Advocate: Let's take up the first. The issue is sometimes presented as a paradox. If a majority is not entitled to do so, then it is thereby deprived of its rights; but if a majority is entitled to do so, then it can deprive the minority of its rights. The paradox is supposed to show that no solution can be both democratic and just. But the dilemma seems to be spurious.
Of course a majority might have the power or strength to deprive a minority of its political rights. [...] The question is whether a majority may rightly use its primary political rights to deprive a minority of its primary political rights.
The answer is clearly no. To put it another way, logically it can't be true that the members of an association ought to govern themselves by the democratic process, and at the same time a majority of the association may properly strip a minority of its primary political rights. For, by doing so the majority would deny the minority the rights necessary to the democratic process. In effect therefore the majority would affirm that the association ought not to govern itself by the democratic process. They can't have it both ways.
Critic: Your argument may be perfectly logical. But majorities aren't always perfectly logical. They may believe in democracy to some extent and yet violate its principles. Even worse, they may not believe in democracy and yet they may cynically use the democratic process to destroy democracy. [...] Without some limits, both moral and constitutional, the democratic process becomes self-contradictory, doesn't it?
Advocate: That's exactly what I've been trying to show. Of course democracy has limits.

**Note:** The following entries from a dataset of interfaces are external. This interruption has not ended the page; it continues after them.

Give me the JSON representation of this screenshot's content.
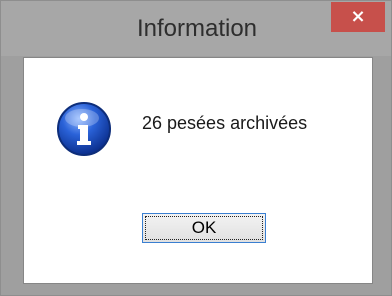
{
  "dialog": {
    "title": "Information",
    "close_label": "×",
    "icon": "info-icon",
    "message": "26 pesées archivées",
    "ok_label": "OK"
  },
  "colors": {
    "titlebar": "#a7a7a7",
    "close_button": "#c7504b",
    "ok_border": "#3a7fd1",
    "content_background": "#ffffff"
  }
}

But my point is that these are built into the very nature of the process itself. If you exceed those limits, then you necessarily violate the democratic process.
- Robert A. Dahl, Democracy and Its Critics (1989), Ch. 12 : Process and Substance

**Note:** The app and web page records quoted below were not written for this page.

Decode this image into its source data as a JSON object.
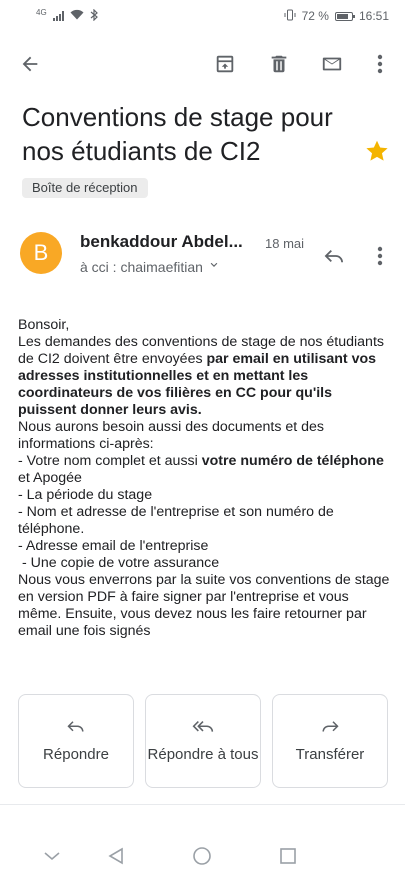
{
  "status_bar": {
    "network_label": "4G",
    "battery_percent": "72 %",
    "time": "16:51",
    "icons": [
      "signal-icon",
      "wifi-icon",
      "bluetooth-icon",
      "vibrate-icon",
      "battery-icon"
    ]
  },
  "toolbar": {
    "icons": [
      "back-arrow-icon",
      "archive-icon",
      "delete-icon",
      "mail-icon",
      "more-vert-icon"
    ]
  },
  "email": {
    "subject": "Conventions de stage pour nos étudiants de CI2",
    "starred": true,
    "label": "Boîte de réception",
    "sender": {
      "initial": "B",
      "name": "benkaddour Abdel...",
      "date": "18 mai",
      "recipient": "à cci : chaimaefitian"
    },
    "body": {
      "greeting": "Bonsoir,",
      "p1_start": "Les demandes des conventions de stage de nos étudiants de CI2 doivent être envoyées ",
      "p1_bold": "par email en utilisant vos adresses institutionnelles et en mettant les coordinateurs de vos filières en CC pour qu'ils puissent donner leurs avis.",
      "p2": "Nous aurons besoin aussi des documents et des informations ci-après:",
      "item1_start": "- Votre nom complet et aussi ",
      "item1_bold": "votre numéro  de téléphone",
      "item1_end": " et Apogée",
      "item2": "- La période du stage",
      "item3": "- Nom et adresse de  l'entreprise et son numéro de téléphone.",
      "item4": "- Adresse email de l'entreprise",
      "item5": " - Une copie de votre assurance",
      "p3": "Nous vous enverrons par la suite vos conventions de stage en version PDF à faire signer par l'entreprise et vous même. Ensuite, vous devez nous les faire retourner par email une fois signés"
    }
  },
  "actions": {
    "reply": "Répondre",
    "reply_all": "Répondre à tous",
    "forward": "Transférer"
  },
  "colors": {
    "avatar": "#f9a825",
    "star": "#f4b400",
    "icon": "#5f6368"
  }
}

- When an individual endeavors to lift himself above his fellows, he is dragged down by the mass, either by means of ridicule or of calumny. No one shall be more virtuous or more intellectually gifted than others. Whoever, by the irresistible force of genius, rises above the common herd is certain to be ostracized by society, which will pursue him with such merciless derision and detraction that at last he will be compelled to retreat into the solitude of his thoughts.

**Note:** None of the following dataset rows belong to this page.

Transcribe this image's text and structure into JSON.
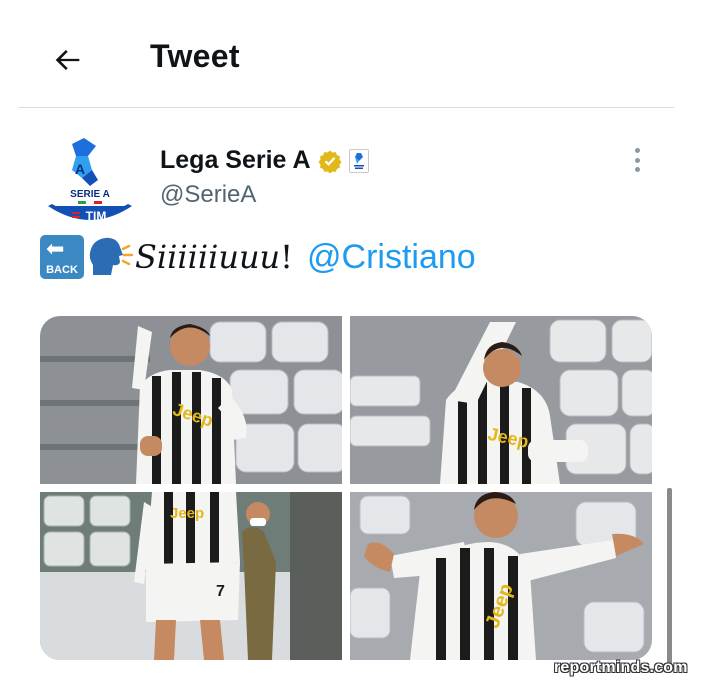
{
  "header": {
    "title": "Tweet",
    "back_icon": "arrow-left-icon"
  },
  "tweet": {
    "author": {
      "display_name": "Lega Serie A",
      "handle": "@SerieA",
      "avatar_text_top": "SERIE A",
      "avatar_text_bottom": "TIM",
      "verified_icon": "verified-badge-icon",
      "affiliate_icon": "serie-a-logo-icon"
    },
    "text": {
      "emoji_back_label": "BACK",
      "emoji_head_icon": "speaking-head-icon",
      "body": "Siiiiiiuuu",
      "exclamation": "!",
      "mention": "@Cristiano"
    },
    "media_count": 4,
    "more_icon": "more-options-icon"
  },
  "watermark": "reportminds.com",
  "colors": {
    "link": "#1d9bf0",
    "verified": "#e2b719",
    "secondary_text": "#536471",
    "logo_blue": "#1a6fd9"
  }
}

- Heinrich Heine, Heinrich Heine: His Wit, Wisdom, Poetry (1892), p. 26
- Men are not infallible; they err very often. It is not true that the masses are always right and know the means for attaining the ends aimed at. “Belief in the common man” is no better founded than was belief in the supernatural gifts of kings, priests, and noblemen. Democracy guarantees a system of government in accordance with the wishes and plans of the majority. But it cannot prevent majorities from falling victim to erroneous ideas and from adopting inappropriate policies which not only fail to realize the ends aimed at but result in disaster. Majorities too may err and destroy our civilization.
- Ludwig von Mises, Human Action (1949), Ch. 9 : The Role of Ideas
- To secure approval one must remain within the bounds of conventional mediocrity. Whatever lies beyond, whether it be greater insight and virtue, or greater stolidity and vice, is condemned. The noblest men, like the worst criminals, have been done to death.
- John Lancaster Spalding, Aphorisms and Reflections (1901), p. 196